__Your instructions__. Print every record below exactly as it stands, but leave out the pictures.

----- Dataset entries -----

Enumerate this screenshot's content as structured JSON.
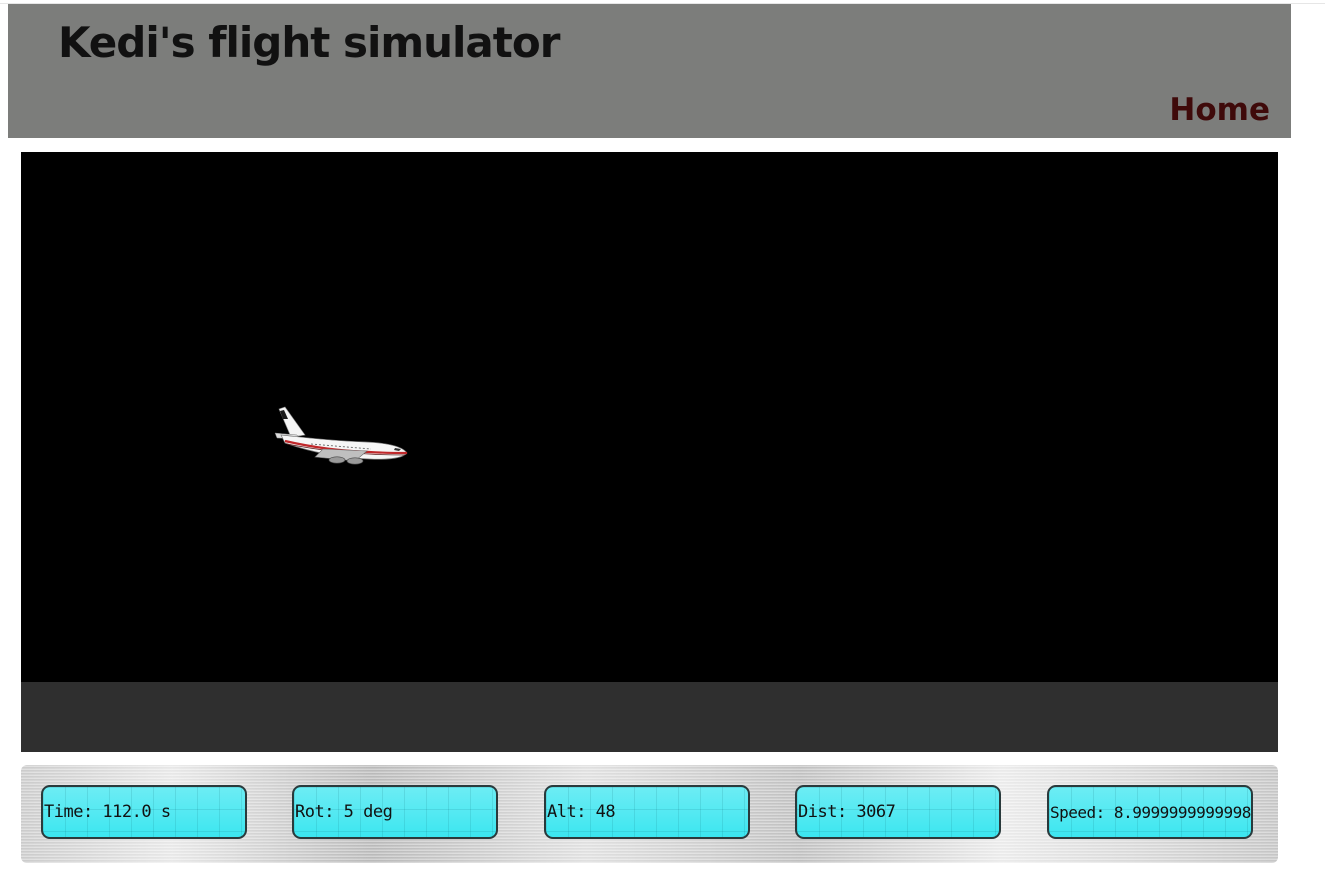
{
  "header": {
    "title": "Kedi's flight simulator",
    "nav_home": "Home"
  },
  "colors": {
    "header_bg": "#7c7d7b",
    "home_link": "#3f0a0a",
    "gauge_bg": "#3ce6f0",
    "viewport_bg": "#000000",
    "ground": "#2f2f2f"
  },
  "scene": {
    "aircraft": "airliner-icon"
  },
  "instruments": {
    "time": "Time: 112.0 s",
    "rot": "Rot: 5 deg",
    "alt": "Alt: 48",
    "dist": "Dist: 3067",
    "speed": "Speed: 8.9999999999998"
  }
}
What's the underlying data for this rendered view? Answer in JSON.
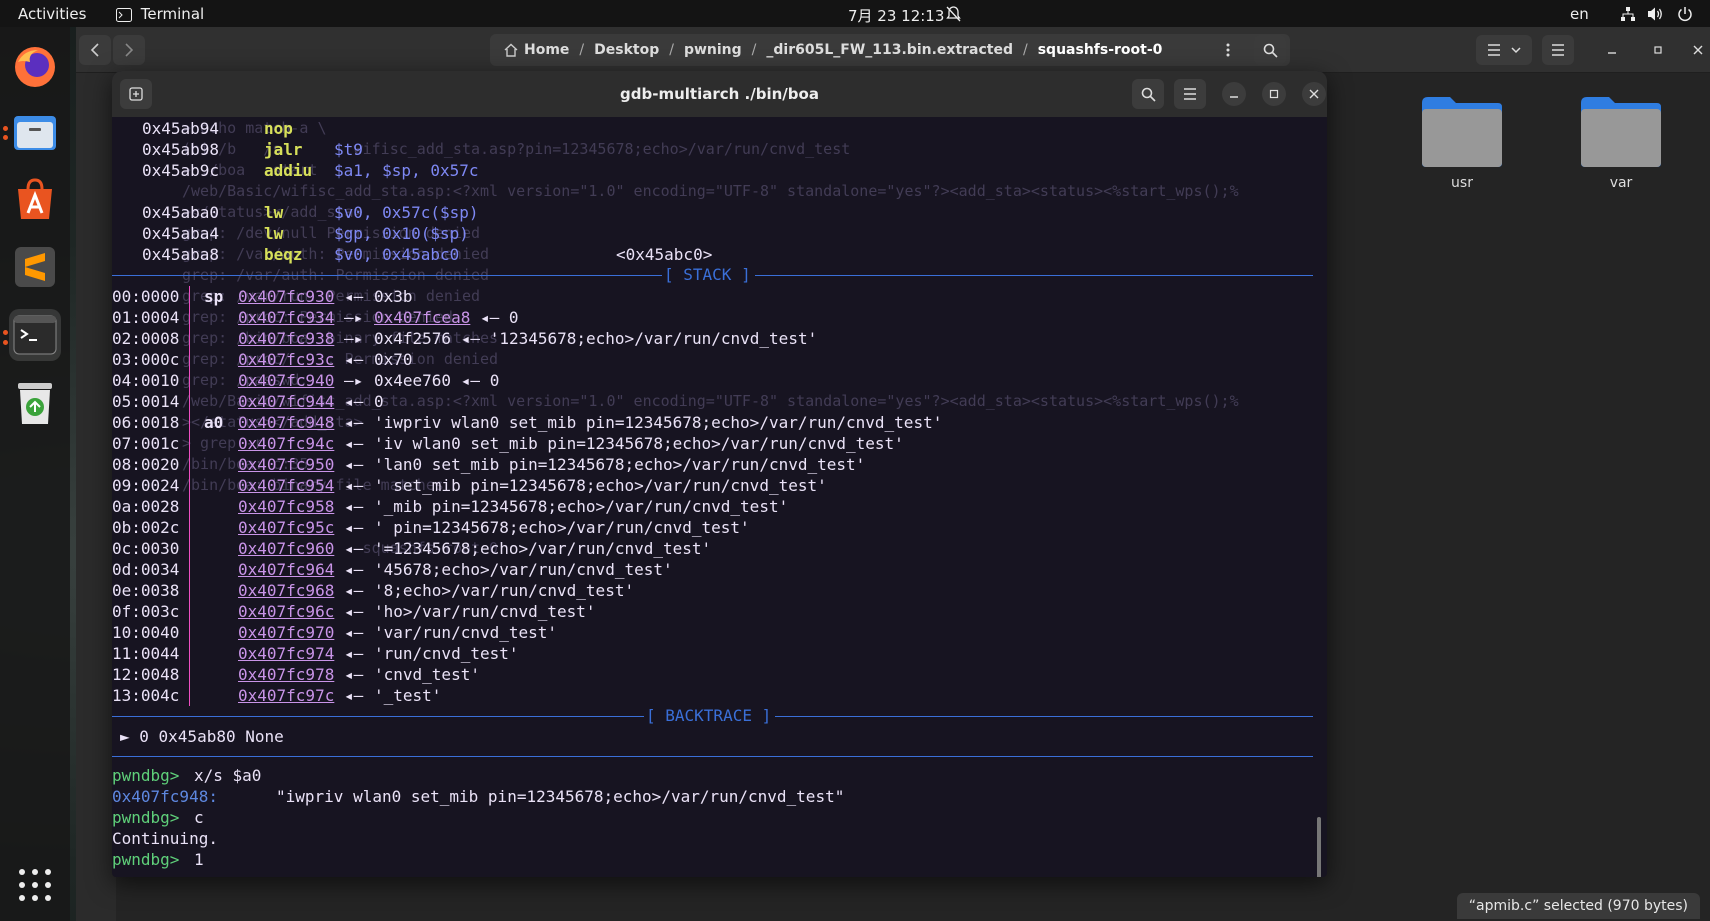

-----

__Final answer__.
Enumerate this screenshot's content as structured JSON.
{
  "header": {
    "title": "Kedi's flight simulator",
    "nav_home": "Home"
  },
  "colors": {
    "header_bg": "#7c7d7b",
    "home_link": "#3f0a0a",
    "gauge_bg": "#3ce6f0",
    "viewport_bg": "#000000",
    "ground": "#2f2f2f"
  },
  "scene": {
    "aircraft": "airliner-icon"
  },
  "instruments": {
    "time": "Time: 112.0 s",
    "rot": "Rot: 5 deg",
    "alt": "Alt: 48",
    "dist": "Dist: 3067",
    "speed": "Speed: 8.9999999999998"
  }
}
What's the underlying data for this rendered view? Answer in JSON.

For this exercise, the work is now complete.